● What you should do:
Select from the data all lines with the word "proc".

● The records:
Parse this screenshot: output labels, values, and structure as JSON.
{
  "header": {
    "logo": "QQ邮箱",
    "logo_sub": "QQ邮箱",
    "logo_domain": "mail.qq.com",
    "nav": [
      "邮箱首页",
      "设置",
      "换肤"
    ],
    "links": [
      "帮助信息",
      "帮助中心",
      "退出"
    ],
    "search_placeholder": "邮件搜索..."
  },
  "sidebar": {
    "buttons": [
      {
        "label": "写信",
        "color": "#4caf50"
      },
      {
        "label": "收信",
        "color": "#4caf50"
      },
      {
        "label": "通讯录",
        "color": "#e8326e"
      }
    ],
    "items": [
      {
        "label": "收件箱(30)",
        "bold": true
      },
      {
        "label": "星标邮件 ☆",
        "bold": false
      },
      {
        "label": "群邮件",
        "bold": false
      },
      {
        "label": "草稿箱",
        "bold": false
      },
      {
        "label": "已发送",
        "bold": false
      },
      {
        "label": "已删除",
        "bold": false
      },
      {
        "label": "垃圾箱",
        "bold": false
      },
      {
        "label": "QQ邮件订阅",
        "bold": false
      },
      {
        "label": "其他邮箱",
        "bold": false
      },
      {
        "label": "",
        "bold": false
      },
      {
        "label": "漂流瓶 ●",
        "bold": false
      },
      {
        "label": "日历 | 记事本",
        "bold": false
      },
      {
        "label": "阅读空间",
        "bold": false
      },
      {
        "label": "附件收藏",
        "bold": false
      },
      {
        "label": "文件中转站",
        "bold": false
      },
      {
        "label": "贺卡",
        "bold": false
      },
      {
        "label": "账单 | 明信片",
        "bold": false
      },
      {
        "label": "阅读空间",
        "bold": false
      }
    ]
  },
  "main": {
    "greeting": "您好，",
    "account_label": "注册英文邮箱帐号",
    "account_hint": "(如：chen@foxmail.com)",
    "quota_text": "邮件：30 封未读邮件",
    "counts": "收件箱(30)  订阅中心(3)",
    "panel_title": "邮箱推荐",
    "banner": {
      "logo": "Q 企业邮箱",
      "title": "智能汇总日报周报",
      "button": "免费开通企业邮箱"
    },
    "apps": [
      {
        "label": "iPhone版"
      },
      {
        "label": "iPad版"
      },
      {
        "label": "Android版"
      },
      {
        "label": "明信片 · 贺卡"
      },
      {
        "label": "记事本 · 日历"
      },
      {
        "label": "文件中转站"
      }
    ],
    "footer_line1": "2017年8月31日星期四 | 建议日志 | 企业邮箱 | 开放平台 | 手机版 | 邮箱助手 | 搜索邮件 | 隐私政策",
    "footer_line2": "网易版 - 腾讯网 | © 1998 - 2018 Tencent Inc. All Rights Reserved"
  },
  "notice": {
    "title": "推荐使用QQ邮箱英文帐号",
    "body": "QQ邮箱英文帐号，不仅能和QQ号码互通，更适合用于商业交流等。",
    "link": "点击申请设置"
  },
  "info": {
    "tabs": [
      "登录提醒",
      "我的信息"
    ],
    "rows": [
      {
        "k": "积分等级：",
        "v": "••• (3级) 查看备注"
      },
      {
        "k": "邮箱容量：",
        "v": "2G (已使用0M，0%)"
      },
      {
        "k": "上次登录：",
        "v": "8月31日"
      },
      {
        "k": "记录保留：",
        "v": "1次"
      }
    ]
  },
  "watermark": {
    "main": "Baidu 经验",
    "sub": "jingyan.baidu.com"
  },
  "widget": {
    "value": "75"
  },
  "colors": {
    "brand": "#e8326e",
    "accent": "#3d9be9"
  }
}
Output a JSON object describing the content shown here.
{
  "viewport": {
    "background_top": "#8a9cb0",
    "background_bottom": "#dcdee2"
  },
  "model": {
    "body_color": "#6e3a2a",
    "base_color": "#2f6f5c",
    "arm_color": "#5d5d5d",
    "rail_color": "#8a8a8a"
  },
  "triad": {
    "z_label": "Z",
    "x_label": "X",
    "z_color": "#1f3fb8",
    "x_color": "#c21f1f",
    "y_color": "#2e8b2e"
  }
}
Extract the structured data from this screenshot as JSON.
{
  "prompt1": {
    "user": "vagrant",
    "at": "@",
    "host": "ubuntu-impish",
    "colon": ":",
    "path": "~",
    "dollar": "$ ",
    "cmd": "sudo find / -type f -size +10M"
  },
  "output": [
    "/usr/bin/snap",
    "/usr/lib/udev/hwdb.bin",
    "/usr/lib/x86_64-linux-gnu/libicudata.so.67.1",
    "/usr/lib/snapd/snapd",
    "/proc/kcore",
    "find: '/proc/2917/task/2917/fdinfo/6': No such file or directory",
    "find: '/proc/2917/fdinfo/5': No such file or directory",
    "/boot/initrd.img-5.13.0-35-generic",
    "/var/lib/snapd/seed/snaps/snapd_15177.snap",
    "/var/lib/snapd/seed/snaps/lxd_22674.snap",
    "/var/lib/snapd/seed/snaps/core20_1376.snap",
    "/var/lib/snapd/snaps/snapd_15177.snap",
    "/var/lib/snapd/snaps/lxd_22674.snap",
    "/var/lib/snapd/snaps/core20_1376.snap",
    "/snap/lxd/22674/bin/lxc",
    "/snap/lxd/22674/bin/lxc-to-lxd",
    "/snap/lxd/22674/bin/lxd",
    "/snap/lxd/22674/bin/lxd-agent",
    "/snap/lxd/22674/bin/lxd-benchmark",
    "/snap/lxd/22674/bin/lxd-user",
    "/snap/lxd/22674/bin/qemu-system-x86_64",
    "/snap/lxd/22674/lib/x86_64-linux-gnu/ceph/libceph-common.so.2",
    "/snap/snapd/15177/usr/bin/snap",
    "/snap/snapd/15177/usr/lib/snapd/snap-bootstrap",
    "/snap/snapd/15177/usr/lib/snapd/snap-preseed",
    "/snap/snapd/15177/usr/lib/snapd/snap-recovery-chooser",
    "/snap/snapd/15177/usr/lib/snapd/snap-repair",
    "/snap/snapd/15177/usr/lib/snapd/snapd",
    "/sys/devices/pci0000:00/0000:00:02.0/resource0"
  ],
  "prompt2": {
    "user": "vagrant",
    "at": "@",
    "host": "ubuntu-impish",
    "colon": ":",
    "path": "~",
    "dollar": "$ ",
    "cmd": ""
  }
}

● Reply:
    "/proc/kcore",
    "find: '/proc/2917/task/2917/fdinfo/6': No such file or directory",
    "find: '/proc/2917/fdinfo/5': No such file or directory",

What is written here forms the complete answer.